(Excerpts from a dataset)
***

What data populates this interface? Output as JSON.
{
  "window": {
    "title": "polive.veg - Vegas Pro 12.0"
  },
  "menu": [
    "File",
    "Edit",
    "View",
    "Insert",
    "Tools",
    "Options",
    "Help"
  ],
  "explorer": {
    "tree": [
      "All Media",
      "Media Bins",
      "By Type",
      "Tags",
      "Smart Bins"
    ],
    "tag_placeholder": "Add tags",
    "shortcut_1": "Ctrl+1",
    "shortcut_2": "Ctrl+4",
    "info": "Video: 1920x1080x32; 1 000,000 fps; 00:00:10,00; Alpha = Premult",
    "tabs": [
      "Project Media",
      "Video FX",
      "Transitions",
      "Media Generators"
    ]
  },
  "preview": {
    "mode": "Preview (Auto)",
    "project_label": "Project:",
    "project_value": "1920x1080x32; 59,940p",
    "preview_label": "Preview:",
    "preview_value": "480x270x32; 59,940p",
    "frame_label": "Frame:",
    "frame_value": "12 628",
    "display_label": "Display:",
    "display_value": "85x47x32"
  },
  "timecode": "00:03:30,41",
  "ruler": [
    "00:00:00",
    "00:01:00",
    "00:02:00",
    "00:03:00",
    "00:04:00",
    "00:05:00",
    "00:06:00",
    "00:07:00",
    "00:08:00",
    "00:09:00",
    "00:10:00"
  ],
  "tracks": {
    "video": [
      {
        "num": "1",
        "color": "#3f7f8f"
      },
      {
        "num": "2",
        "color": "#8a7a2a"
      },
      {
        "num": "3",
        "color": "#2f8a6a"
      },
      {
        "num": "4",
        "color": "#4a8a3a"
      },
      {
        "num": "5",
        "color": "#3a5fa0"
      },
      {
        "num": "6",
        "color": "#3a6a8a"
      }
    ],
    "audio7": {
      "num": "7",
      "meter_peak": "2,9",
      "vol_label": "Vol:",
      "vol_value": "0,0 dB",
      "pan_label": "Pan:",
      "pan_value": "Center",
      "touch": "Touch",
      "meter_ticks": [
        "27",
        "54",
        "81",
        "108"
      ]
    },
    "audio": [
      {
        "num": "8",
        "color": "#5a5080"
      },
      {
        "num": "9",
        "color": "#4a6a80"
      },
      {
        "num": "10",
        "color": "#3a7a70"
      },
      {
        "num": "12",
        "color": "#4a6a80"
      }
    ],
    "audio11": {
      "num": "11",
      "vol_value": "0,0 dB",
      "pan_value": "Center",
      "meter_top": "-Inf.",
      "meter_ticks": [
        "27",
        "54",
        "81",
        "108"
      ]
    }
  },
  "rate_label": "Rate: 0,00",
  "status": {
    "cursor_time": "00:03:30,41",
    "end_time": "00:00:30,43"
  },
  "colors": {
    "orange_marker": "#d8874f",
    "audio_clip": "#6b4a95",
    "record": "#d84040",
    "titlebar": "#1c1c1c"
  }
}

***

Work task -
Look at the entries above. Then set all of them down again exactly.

Result below -
What data populates this interface? Output as JSON.
{
  "window": {
    "title": "polive.veg - Vegas Pro 12.0"
  },
  "menu": [
    "File",
    "Edit",
    "View",
    "Insert",
    "Tools",
    "Options",
    "Help"
  ],
  "explorer": {
    "tree": [
      "All Media",
      "Media Bins",
      "By Type",
      "Tags",
      "Smart Bins"
    ],
    "tag_placeholder": "Add tags",
    "shortcut_1": "Ctrl+1",
    "shortcut_2": "Ctrl+4",
    "info": "Video: 1920x1080x32; 1 000,000 fps; 00:00:10,00; Alpha = Premult",
    "tabs": [
      "Project Media",
      "Video FX",
      "Transitions",
      "Media Generators"
    ]
  },
  "preview": {
    "mode": "Preview (Auto)",
    "project_label": "Project:",
    "project_value": "1920x1080x32; 59,940p",
    "preview_label": "Preview:",
    "preview_value": "480x270x32; 59,940p",
    "frame_label": "Frame:",
    "frame_value": "12 628",
    "display_label": "Display:",
    "display_value": "85x47x32"
  },
  "timecode": "00:03:30,41",
  "ruler": [
    "00:00:00",
    "00:01:00",
    "00:02:00",
    "00:03:00",
    "00:04:00",
    "00:05:00",
    "00:06:00",
    "00:07:00",
    "00:08:00",
    "00:09:00",
    "00:10:00"
  ],
  "tracks": {
    "video": [
      {
        "num": "1",
        "color": "#3f7f8f"
      },
      {
        "num": "2",
        "color": "#8a7a2a"
      },
      {
        "num": "3",
        "color": "#2f8a6a"
      },
      {
        "num": "4",
        "color": "#4a8a3a"
      },
      {
        "num": "5",
        "color": "#3a5fa0"
      },
      {
        "num": "6",
        "color": "#3a6a8a"
      }
    ],
    "audio7": {
      "num": "7",
      "meter_peak": "2,9",
      "vol_label": "Vol:",
      "vol_value": "0,0 dB",
      "pan_label": "Pan:",
      "pan_value": "Center",
      "touch": "Touch",
      "meter_ticks": [
        "27",
        "54",
        "81",
        "108"
      ]
    },
    "audio": [
      {
        "num": "8",
        "color": "#5a5080"
      },
      {
        "num": "9",
        "color": "#4a6a80"
      },
      {
        "num": "10",
        "color": "#3a7a70"
      },
      {
        "num": "12",
        "color": "#4a6a80"
      }
    ],
    "audio11": {
      "num": "11",
      "vol_value": "0,0 dB",
      "pan_value": "Center",
      "meter_top": "-Inf.",
      "meter_ticks": [
        "27",
        "54",
        "81",
        "108"
      ]
    }
  },
  "rate_label": "Rate: 0,00",
  "status": {
    "cursor_time": "00:03:30,41",
    "end_time": "00:00:30,43"
  },
  "colors": {
    "orange_marker": "#d8874f",
    "audio_clip": "#6b4a95",
    "record": "#d84040",
    "titlebar": "#1c1c1c"
  }
}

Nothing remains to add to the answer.